DATA IN THIS EXERCISE: Begin

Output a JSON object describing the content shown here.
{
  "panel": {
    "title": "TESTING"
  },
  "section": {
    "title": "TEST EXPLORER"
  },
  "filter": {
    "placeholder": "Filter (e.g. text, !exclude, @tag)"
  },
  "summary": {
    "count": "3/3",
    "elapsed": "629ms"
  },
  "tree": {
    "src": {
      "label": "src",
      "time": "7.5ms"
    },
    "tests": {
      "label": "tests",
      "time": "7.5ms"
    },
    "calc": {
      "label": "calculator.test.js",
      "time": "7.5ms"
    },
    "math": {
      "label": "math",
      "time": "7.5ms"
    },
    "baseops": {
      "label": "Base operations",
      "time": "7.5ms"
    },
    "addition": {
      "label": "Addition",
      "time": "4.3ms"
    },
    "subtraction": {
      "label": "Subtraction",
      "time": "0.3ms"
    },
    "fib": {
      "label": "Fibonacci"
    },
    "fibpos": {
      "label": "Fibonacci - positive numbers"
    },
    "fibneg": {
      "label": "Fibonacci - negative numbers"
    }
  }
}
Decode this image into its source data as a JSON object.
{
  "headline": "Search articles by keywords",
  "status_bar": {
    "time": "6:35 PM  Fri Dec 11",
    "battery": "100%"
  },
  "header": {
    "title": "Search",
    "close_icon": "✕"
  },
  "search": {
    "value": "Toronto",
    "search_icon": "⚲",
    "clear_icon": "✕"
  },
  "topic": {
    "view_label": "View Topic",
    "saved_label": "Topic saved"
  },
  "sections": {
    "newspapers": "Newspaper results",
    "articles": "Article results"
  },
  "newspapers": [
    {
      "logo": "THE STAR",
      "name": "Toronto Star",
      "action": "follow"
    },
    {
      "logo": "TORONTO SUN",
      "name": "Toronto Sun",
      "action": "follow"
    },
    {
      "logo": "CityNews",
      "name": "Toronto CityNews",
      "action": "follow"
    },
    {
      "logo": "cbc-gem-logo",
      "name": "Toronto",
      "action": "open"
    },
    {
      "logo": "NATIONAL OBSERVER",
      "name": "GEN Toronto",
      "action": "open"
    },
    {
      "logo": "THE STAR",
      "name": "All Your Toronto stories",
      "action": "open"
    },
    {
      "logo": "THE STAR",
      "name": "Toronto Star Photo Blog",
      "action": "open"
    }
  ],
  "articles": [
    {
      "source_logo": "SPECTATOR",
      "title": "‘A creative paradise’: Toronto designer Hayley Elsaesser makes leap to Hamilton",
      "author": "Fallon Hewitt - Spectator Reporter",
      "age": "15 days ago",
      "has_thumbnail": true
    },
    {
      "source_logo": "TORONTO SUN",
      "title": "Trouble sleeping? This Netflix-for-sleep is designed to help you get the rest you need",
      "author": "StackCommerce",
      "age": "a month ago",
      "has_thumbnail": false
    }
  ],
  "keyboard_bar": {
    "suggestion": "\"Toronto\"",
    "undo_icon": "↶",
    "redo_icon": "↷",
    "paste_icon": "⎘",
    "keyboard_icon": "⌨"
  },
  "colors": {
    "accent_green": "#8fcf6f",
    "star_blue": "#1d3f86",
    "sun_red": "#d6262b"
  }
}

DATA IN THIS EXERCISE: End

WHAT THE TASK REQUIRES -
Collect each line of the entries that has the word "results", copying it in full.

SOLUTION -
    "newspapers": "Newspaper results",
    "articles": "Article results"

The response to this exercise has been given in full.